Some explaining.

1) DateList is a list we'll later use to correct our datatypes. Dynamically taking the dates existing and creating a list which will be read for the type transformations.

2) Columns is a list of all our products, supposing here that the columns without products are [No] and [Date]

3) GroupList. Here is where the calculation actually happens. It's a list of list, each containing 3 elements: Name, function, type. This be read as new column calculations on the grouping step. Assuming that good is always 1 and bad is always 0 (no 0.5 values etc.), we calculate the % by suming all the values in every column and dividing by day's total count. I've also assumed there are no nulls.

The rest is a table transpose to actually have products as rows and dates as columns, with the last step being the column type correction.
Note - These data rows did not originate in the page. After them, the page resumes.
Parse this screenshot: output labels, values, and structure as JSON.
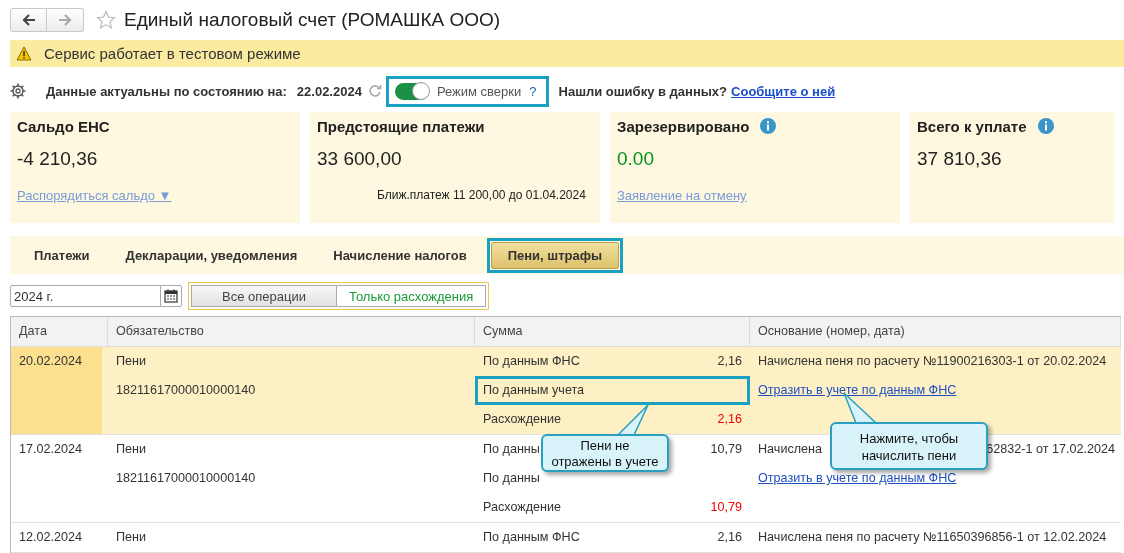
{
  "window": {
    "title": "Единый налоговый счет (РОМАШКА ООО)"
  },
  "banner": {
    "text": "Сервис работает в тестовом режиме"
  },
  "status": {
    "label": "Данные актуальны по состоянию на:",
    "date": "22.02.2024",
    "toggle": {
      "label": "Режим сверки",
      "on": true,
      "help": "?",
      "highlighted": true
    },
    "question": "Нашли ошибку в данных?",
    "link": "Сообщите о ней"
  },
  "cards": [
    {
      "title": "Сальдо ЕНС",
      "info": false,
      "value": "-4 210,36",
      "color": "#222222",
      "link": "Распорядиться сальдо ▼"
    },
    {
      "title": "Предстоящие платежи",
      "info": false,
      "value": "33 600,00",
      "color": "#222222",
      "note": "Ближ.платеж 11 200,00 до 01.04.2024"
    },
    {
      "title": "Зарезервировано",
      "info": true,
      "value": "0.00",
      "color": "#0a9020",
      "link": "Заявление на отмену"
    },
    {
      "title": "Всего к уплате",
      "info": true,
      "value": "37 810,36",
      "color": "#222222"
    }
  ],
  "tabs": [
    {
      "label": "Платежи",
      "selected": false,
      "highlighted": false
    },
    {
      "label": "Декларации, уведомления",
      "selected": false,
      "highlighted": false
    },
    {
      "label": "Начисление налогов",
      "selected": false,
      "highlighted": false
    },
    {
      "label": "Пени, штрафы",
      "selected": true,
      "highlighted": true
    }
  ],
  "filter": {
    "period": "2024 г.",
    "modes": [
      {
        "label": "Все операции",
        "selected": false
      },
      {
        "label": "Только расхождения",
        "selected": true
      }
    ]
  },
  "table": {
    "columns": [
      "Дата",
      "Обязательство",
      "Сумма",
      "Основание (номер, дата)"
    ],
    "rows": [
      {
        "date": "20.02.2024",
        "selected": true,
        "obligation": "Пени",
        "code": "18211617000010000140",
        "amounts": [
          {
            "label": "По данным ФНС",
            "value": "2,16",
            "kind": "normal",
            "highlighted": false
          },
          {
            "label": "По данным учета",
            "highlighted": true
          },
          {
            "label": "Расхождение",
            "value": "2,16",
            "kind": "discrepancy",
            "highlighted": false
          }
        ],
        "basis": [
          {
            "kind": "text",
            "text": "Начислена пеня по расчету №11900216303-1 от 20.02.2024"
          },
          {
            "kind": "link",
            "text": "Отразить в учете по данным ФНС"
          }
        ]
      },
      {
        "date": "17.02.2024",
        "selected": false,
        "obligation": "Пени",
        "code": "18211617000010000140",
        "amounts": [
          {
            "label": "По данны",
            "value": "10,79",
            "kind": "normal",
            "highlighted": false
          },
          {
            "label": "По данны",
            "highlighted": false
          },
          {
            "label": "Расхождение",
            "value": "10,79",
            "kind": "discrepancy",
            "highlighted": false
          }
        ],
        "basis": [
          {
            "kind": "split",
            "parts": [
              "Начислена",
              "62832-1 от 17.02.2024"
            ]
          },
          {
            "kind": "link",
            "text": "Отразить в учете по данным ФНС"
          }
        ]
      },
      {
        "date": "12.02.2024",
        "selected": false,
        "obligation": "Пени",
        "amounts": [
          {
            "label": "По данным ФНС",
            "value": "2,16",
            "kind": "normal",
            "highlighted": false
          }
        ],
        "basis": [
          {
            "kind": "text",
            "text": "Начислена пеня по расчету №11650396856-1 от 12.02.2024"
          }
        ]
      }
    ]
  },
  "callouts": [
    {
      "text": "Пени не отражены в учете"
    },
    {
      "text": "Нажмите, чтобы начислить пени"
    }
  ]
}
This solution should also be faster, seeing that there is only one grouping and one transposition.

Cheers,

smauro

Feel free to connect with me:
LinkedIn

Helper I
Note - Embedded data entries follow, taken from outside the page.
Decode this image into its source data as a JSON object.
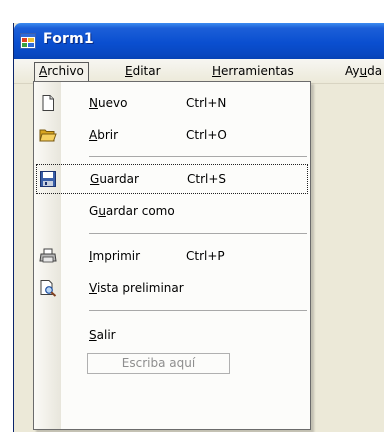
{
  "window": {
    "title": "Form1"
  },
  "menubar": {
    "items": [
      {
        "label": "Archivo"
      },
      {
        "label": "Editar"
      },
      {
        "label": "Herramientas"
      },
      {
        "label": "Ayuda"
      }
    ]
  },
  "file_menu": {
    "nuevo": {
      "label": "Nuevo",
      "shortcut": "Ctrl+N",
      "icon": "new-document-icon"
    },
    "abrir": {
      "label": "Abrir",
      "shortcut": "Ctrl+O",
      "icon": "open-folder-icon"
    },
    "guardar": {
      "label": "Guardar",
      "shortcut": "Ctrl+S",
      "icon": "save-disk-icon"
    },
    "guardar_como": {
      "label": "Guardar como"
    },
    "imprimir": {
      "label": "Imprimir",
      "shortcut": "Ctrl+P",
      "icon": "printer-icon"
    },
    "vista_preliminar": {
      "label": "Vista preliminar",
      "icon": "print-preview-icon"
    },
    "salir": {
      "label": "Salir"
    },
    "type_here": "Escriba aquí"
  },
  "colors": {
    "titlebar": "#0a4fd0",
    "window_bg": "#ece9d8",
    "menu_bg": "#fcfcfa",
    "separator": "#a8a8a8",
    "placeholder_text": "#8e8e8e"
  }
}
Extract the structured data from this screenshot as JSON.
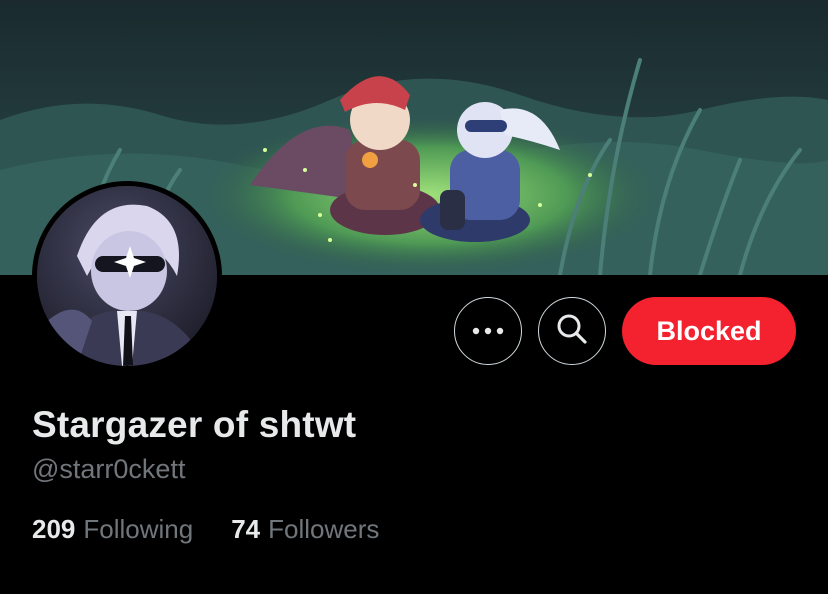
{
  "profile": {
    "display_name": "Stargazer of shtwt",
    "handle": "@starr0ckett",
    "following_count": "209",
    "following_label": "Following",
    "followers_count": "74",
    "followers_label": "Followers"
  },
  "actions": {
    "more_icon": "more-dots-icon",
    "search_icon": "search-icon",
    "blocked_label": "Blocked"
  },
  "colors": {
    "background": "#000000",
    "blocked_button": "#f4212e",
    "primary_text": "#e7e9ea",
    "secondary_text": "#71767b"
  }
}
Thank you very much for your solution. I have applied your code, it works and as you thought it is faster. In my case 1' against 1'30'' for the first solution (important if you have a "lazy" laptop...)

Can I accept two solutions? I don't think so.

Kind regards,

ItoDiaz

Helper I

Dear @v-eachen-msft ,

Thanks a lot for your advice. Your exemple seems answer to my questions.

Now my turn, act (adapt) and see. I will tell you.

KR

## Helpful resources

Announcements

#### Fabric certifications survey

Certification feedback opportunity for the community.

#### Power BI Monthly Update - April 2024

Check out the April 2024 Power BI update to learn about new features.

#### Fabric Community Update - April 2024

Find out what's new and trending in the Fabric Community.

Top Solution Authors
Top Kudoed Authors